When I spoke to the employee behind the info desk at the store about these issues, I said, “Wow, everything seems so organized here. All the nice stacks and rows and numbers, but I couldn’t call or web you to get answers.

“It’s all a beautiful facade,” he quipped.

We laughed.

It is.

IKEA is a beautiful facade

I know.

Last week, when I bolted and screwed the black dinning room table we bought from IKEA together I noted that it all worked well, the screws went in tight, the bolts grabbed nicely, but the surfaces were thin. A micro layer of pretty black paint covered the  Swedish and Russian pine; a thin layer of Ash was glued over the particle board legs.

IKEA is one of the largest furniture companies on Earth. It uses about one percent of the world’s total supply of lumber and sells something like 100 million pieces of furniture a year.

It specializes in veneers and paint. Lots of beautiful facades. Like life.

One could be cynical.

Our new, glossy table won’t be passed down to children or grandchildren. When we move we’ll either give it away, or toss it in the trash.

And yet, and yet veneer — it is at the core of beauty. Beauty is always a surface — a thin soft layer of skin, a sheen on hair, gloss on lips, a momentary sheer of kindness.

What beautiful thing isn’t limned, surfaced, textured, smeared, glazed, laminated or plated?

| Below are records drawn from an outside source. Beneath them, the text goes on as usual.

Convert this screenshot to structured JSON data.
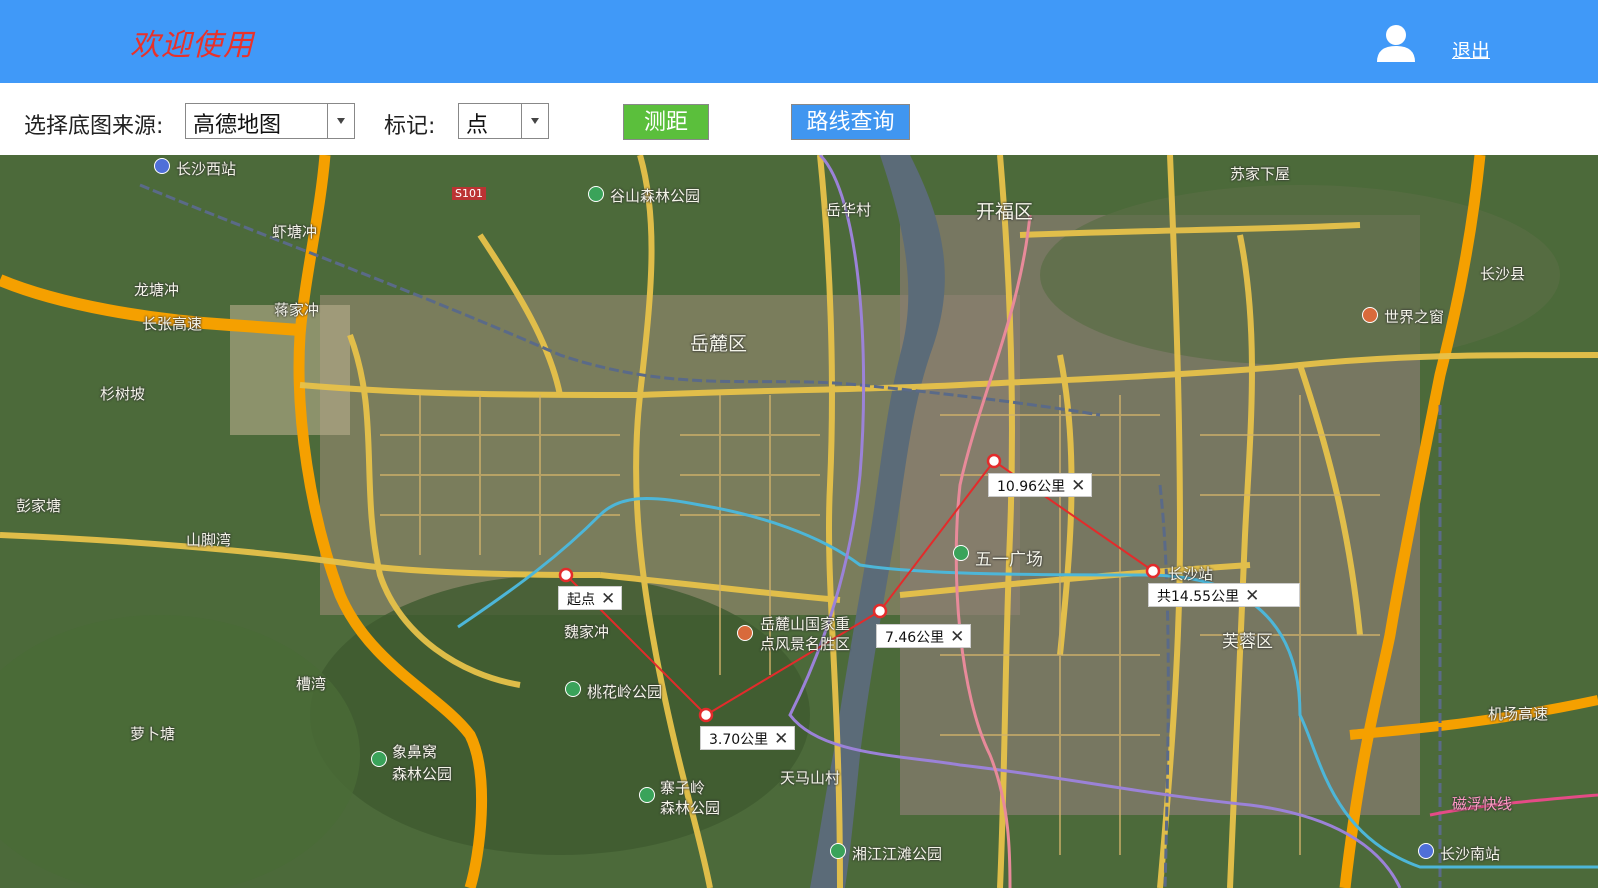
{
  "header": {
    "welcome": "欢迎使用",
    "logout": "退出"
  },
  "toolbar": {
    "basemap_label": "选择底图来源:",
    "basemap_value": "高德地图",
    "marker_label": "标记:",
    "marker_value": "点",
    "measure_button": "测距",
    "route_button": "路线查询"
  },
  "map": {
    "places": [
      {
        "name": "place-changsha-west-station",
        "text": "长沙西站"
      },
      {
        "name": "place-gushan-forest-park",
        "text": "谷山森林公园"
      },
      {
        "name": "place-s101",
        "text": "S101"
      },
      {
        "name": "place-yuehua-village",
        "text": "岳华村"
      },
      {
        "name": "place-kaifu-district",
        "text": "开福区"
      },
      {
        "name": "place-sujiaxiawu",
        "text": "苏家下屋"
      },
      {
        "name": "place-xiatangchong",
        "text": "虾塘冲"
      },
      {
        "name": "place-longtangchong",
        "text": "龙塘冲"
      },
      {
        "name": "place-jiangjiachong",
        "text": "蒋家冲"
      },
      {
        "name": "place-changzhang-expressway",
        "text": "长张高速"
      },
      {
        "name": "place-yuelu-district",
        "text": "岳麓区"
      },
      {
        "name": "place-changsha-county",
        "text": "长沙县"
      },
      {
        "name": "place-window-of-world",
        "text": "世界之窗"
      },
      {
        "name": "place-shanshupo",
        "text": "杉树坡"
      },
      {
        "name": "place-pengjiatang",
        "text": "彭家塘"
      },
      {
        "name": "place-shanjiaowan",
        "text": "山脚湾"
      },
      {
        "name": "place-wuyi-square",
        "text": "五一广场"
      },
      {
        "name": "place-changsha-station",
        "text": "长沙站"
      },
      {
        "name": "place-weijiachong",
        "text": "魏家冲"
      },
      {
        "name": "place-yuelu-mountain",
        "text": "岳麓山国家重"
      },
      {
        "name": "place-yuelu-mountain-2",
        "text": "点风景名胜区"
      },
      {
        "name": "place-furong-district",
        "text": "芙蓉区"
      },
      {
        "name": "place-taohualing-park",
        "text": "桃花岭公园"
      },
      {
        "name": "place-huwan",
        "text": "槽湾"
      },
      {
        "name": "place-luobutang",
        "text": "萝卜塘"
      },
      {
        "name": "place-xiangbiwo-park",
        "text": "象鼻窝"
      },
      {
        "name": "place-xiangbiwo-park-2",
        "text": "森林公园"
      },
      {
        "name": "place-tianma-village",
        "text": "天马山村"
      },
      {
        "name": "place-zhaizi-park",
        "text": "寨子岭"
      },
      {
        "name": "place-zhaizi-park-2",
        "text": "森林公园"
      },
      {
        "name": "place-airport-expressway",
        "text": "机场高速"
      },
      {
        "name": "place-maglev",
        "text": "磁浮快线"
      },
      {
        "name": "place-xiangjiang-park",
        "text": "湘江江滩公园"
      },
      {
        "name": "place-changsha-south-station",
        "text": "长沙南站"
      }
    ],
    "measure": {
      "start": "起点",
      "d1": "3.70公里",
      "d2": "7.46公里",
      "d3": "10.96公里",
      "total": "共14.55公里",
      "close": "✕"
    }
  }
}
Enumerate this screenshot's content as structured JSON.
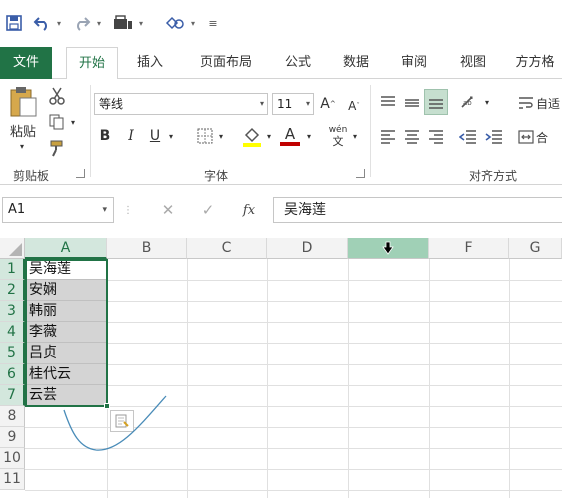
{
  "quick_access": {
    "save_icon": "save-icon",
    "undo_icon": "undo-icon",
    "redo_icon": "redo-icon",
    "touch_icon": "touch-mode-icon",
    "shapes_icon": "shapes-icon",
    "customize_icon": "customize-qat-icon"
  },
  "tabs": [
    "文件",
    "开始",
    "插入",
    "页面布局",
    "公式",
    "数据",
    "审阅",
    "视图",
    "方方格"
  ],
  "ribbon": {
    "clipboard": {
      "paste_label": "粘贴",
      "group_label": "剪贴板"
    },
    "font": {
      "font_name": "等线",
      "font_size": "11",
      "grow_font": "A",
      "shrink_font": "A",
      "bold": "B",
      "italic": "I",
      "underline": "U",
      "font_color": "A",
      "phonetic": "wén",
      "phonetic_sub": "文",
      "group_label": "字体",
      "fill_color": "#ffff00",
      "text_color": "#c00000"
    },
    "alignment": {
      "wrap_text": "自适",
      "merge": "合",
      "group_label": "对齐方式"
    }
  },
  "formula_bar": {
    "name_box": "A1",
    "fx_label": "fx",
    "content": "吴海莲"
  },
  "grid": {
    "columns": [
      "A",
      "B",
      "C",
      "D",
      "E",
      "F",
      "G"
    ],
    "rows": [
      "1",
      "2",
      "3",
      "4",
      "5",
      "6",
      "7",
      "8",
      "9",
      "10",
      "11"
    ],
    "column_a_values": [
      "吴海莲",
      "安娴",
      "韩丽",
      "李薇",
      "吕贞",
      "桂代云",
      "云芸"
    ],
    "accent": "#217346"
  }
}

Virtue, character, principle, integrity — all pieces, all sheen, yet all gorgeous, even if only for the moment, in the instant, for the season.

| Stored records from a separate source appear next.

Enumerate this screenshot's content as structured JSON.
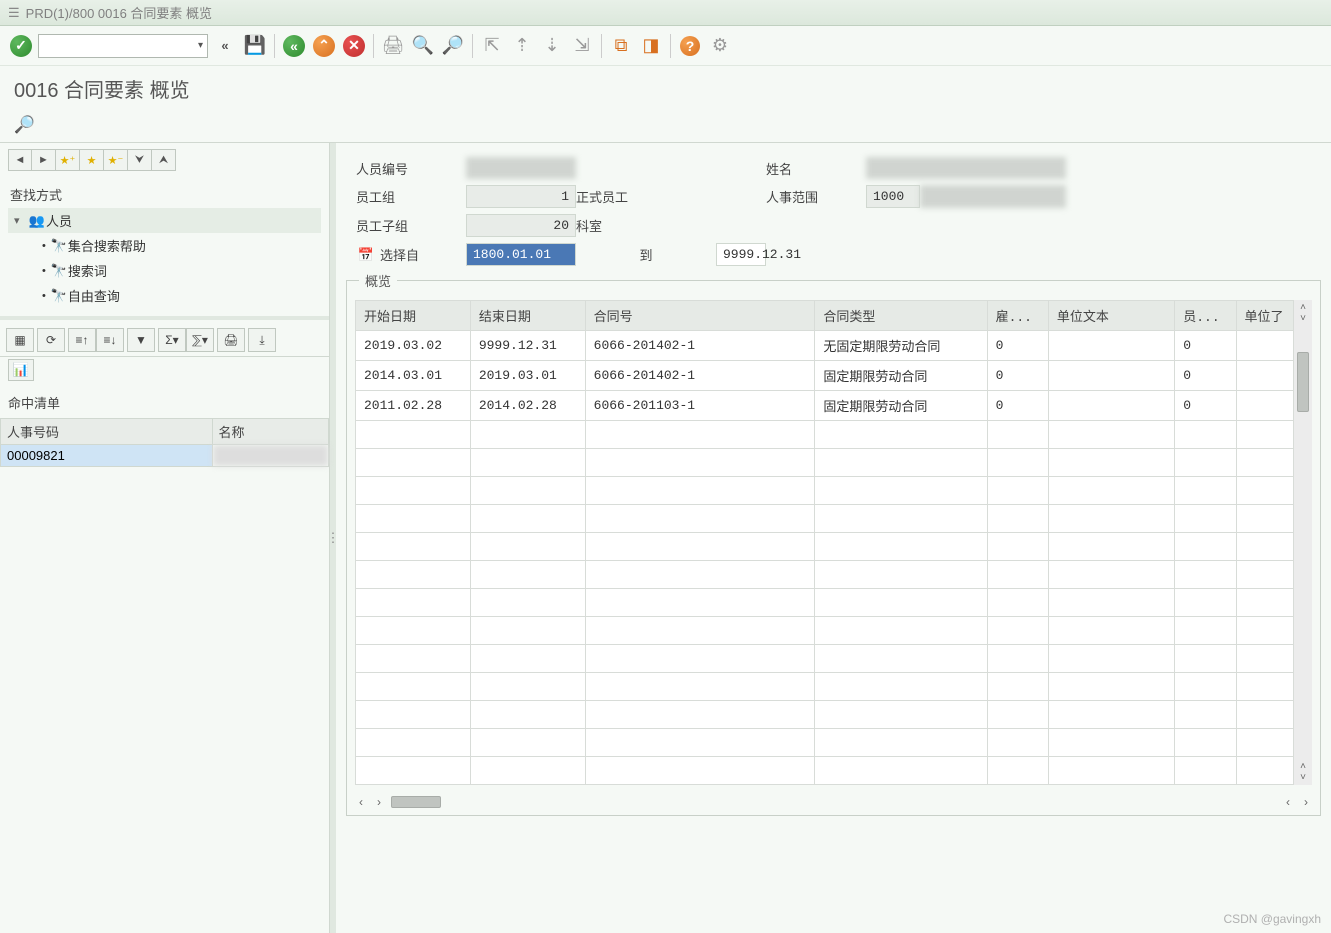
{
  "window": {
    "title": "PRD(1)/800 0016 合同要素 概览"
  },
  "subtitle": "0016 合同要素 概览",
  "tree": {
    "header": "查找方式",
    "root": "人员",
    "children": [
      "集合搜索帮助",
      "搜索词",
      "自由查询"
    ]
  },
  "hitlist": {
    "label": "命中清单",
    "cols": [
      "人事号码",
      "名称"
    ],
    "rows": [
      [
        "00009821",
        " "
      ]
    ]
  },
  "fields": {
    "personnel_no_label": "人员编号",
    "personnel_no": " ",
    "name_label": "姓名",
    "name": " ",
    "emp_group_label": "员工组",
    "emp_group_code": "1",
    "emp_group_text": "正式员工",
    "pa_label": "人事范围",
    "pa_code": "1000",
    "pa_text": " ",
    "emp_subgroup_label": "员工子组",
    "emp_subgroup_code": "20",
    "emp_subgroup_text": "科室",
    "select_from_label": "选择自",
    "select_from": "1800.01.01",
    "to_label": "到",
    "to": "9999.12.31"
  },
  "overview": {
    "title": "概览",
    "columns": [
      "开始日期",
      "结束日期",
      "合同号",
      "合同类型",
      "雇...",
      "单位文本",
      "员...",
      "单位了"
    ],
    "rows": [
      [
        "2019.03.02",
        "9999.12.31",
        "6066-201402-1",
        "无固定期限劳动合同",
        "0",
        "",
        "0",
        ""
      ],
      [
        "2014.03.01",
        "2019.03.01",
        "6066-201402-1",
        "固定期限劳动合同",
        "0",
        "",
        "0",
        ""
      ],
      [
        "2011.02.28",
        "2014.02.28",
        "6066-201103-1",
        "固定期限劳动合同",
        "0",
        "",
        "0",
        ""
      ]
    ],
    "empty_rows": 13
  },
  "watermark": "CSDN @gavingxh"
}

Are we too denigrate everything because it isn’t an heirloom, perpetual, solid, through and though? Really? Even hard substances are made of particles; the whole shebang is atomistic.

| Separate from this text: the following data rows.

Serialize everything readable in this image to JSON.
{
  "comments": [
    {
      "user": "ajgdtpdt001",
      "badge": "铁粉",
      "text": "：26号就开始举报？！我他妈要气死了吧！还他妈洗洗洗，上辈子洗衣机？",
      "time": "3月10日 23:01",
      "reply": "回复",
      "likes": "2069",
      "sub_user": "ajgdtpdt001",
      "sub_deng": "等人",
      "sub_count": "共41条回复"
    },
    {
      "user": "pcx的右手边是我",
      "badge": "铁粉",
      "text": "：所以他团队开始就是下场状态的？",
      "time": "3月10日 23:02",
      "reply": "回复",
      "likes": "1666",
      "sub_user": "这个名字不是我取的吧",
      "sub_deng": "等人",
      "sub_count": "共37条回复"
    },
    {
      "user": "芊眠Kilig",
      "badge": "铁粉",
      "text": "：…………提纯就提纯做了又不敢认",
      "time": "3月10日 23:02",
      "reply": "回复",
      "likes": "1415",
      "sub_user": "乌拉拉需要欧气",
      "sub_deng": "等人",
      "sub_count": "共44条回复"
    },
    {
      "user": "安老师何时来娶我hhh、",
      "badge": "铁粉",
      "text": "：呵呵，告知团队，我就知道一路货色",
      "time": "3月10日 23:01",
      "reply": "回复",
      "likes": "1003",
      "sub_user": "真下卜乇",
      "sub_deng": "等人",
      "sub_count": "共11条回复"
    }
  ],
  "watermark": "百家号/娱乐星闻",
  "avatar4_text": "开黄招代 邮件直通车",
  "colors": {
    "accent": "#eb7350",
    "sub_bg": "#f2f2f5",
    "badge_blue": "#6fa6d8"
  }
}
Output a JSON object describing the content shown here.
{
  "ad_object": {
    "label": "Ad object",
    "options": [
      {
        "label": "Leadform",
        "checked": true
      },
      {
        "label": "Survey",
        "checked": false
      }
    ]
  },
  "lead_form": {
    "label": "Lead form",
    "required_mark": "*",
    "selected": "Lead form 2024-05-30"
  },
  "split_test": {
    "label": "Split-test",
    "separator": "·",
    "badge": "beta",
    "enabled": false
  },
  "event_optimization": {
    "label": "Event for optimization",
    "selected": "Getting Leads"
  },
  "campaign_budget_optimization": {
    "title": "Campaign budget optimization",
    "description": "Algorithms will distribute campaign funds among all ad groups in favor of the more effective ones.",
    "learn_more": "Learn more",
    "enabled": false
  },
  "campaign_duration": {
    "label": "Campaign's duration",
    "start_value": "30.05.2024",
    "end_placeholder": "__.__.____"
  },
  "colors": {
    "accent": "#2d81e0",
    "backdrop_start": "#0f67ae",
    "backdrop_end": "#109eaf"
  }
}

When we moved recently, we gave away our solid oak antiques. We were tired of the tired, old, solid look. And the kids didn’t ‘t want them. Shoot, you could barely sell them on Ebay.

Life has an MDF kind of quality to it anyway; it’s a particle board universe. It’s a hundred million pieces. Even the galaxy is bits and pieces, here and there; solid then fragged again, it’s best look is perhaps the one seen from a great distance.

I love life!

I love the not solid. I love the facade!

It’s the nature of the shinny beast!

IKEA world, here we come!

I’m selling a house and remodeling another one that I’m moving into. This has put me out in the market place, doing business.

Everybody wants their cut. That’s one way to see it. The business dealings seem impersonal, often out of control, with people I don’t know, people who are taking my money. The price is what someone else says it is, for the termites, for the repairs, for the Escrow, for the new flooring, for the countertop fabrication.

The other day my wife met the buyer of our property as she was coming out of our house with her agent. My wife coming home to her soon-to-be not-home. You are not supposed to meet the buyer. You deal with them through your paid representative, your agents. They remain invisible behind the paper, offering and counter offering through intermediaries.

But my wife met the buyer, they exchanged pleasantries, she is a person, a nice person. She too is selling a property, and buying one at the same time. She too is just trying to wisely make her way through this deal.

The market place can feel simply contractual. It’s really personal. Our buyer has her own anxieties, perhaps about paying too much, perhaps about dealing with the needed repairs. In her new home she may not be able to afford new hardwood floors like we can.

This week I met our countertop estimator. He drives an older car. He is not the owner of the counter top company; he too has needs, a schedule, a family. He may not have granite in his kitchen.

What posture might I strike as I do business with him, with everyone I sign contracts with? I am tempted to only be concerned about myself, my money, the best deal I can get, my time, my schedule. But I am dealing with people, people just like me. They have the same needs that I do. Many of them have more needs than I do.

What to do?

I am learning to see contracts differently. They are relationships. I am moving toward wanting the good of the other, not simply myself, to pay what is asked, to pray for the person on the other side of the table, sometimes to even give more than asked, bonuses, tips.

Life isn’t just business. It’s people. It a people business.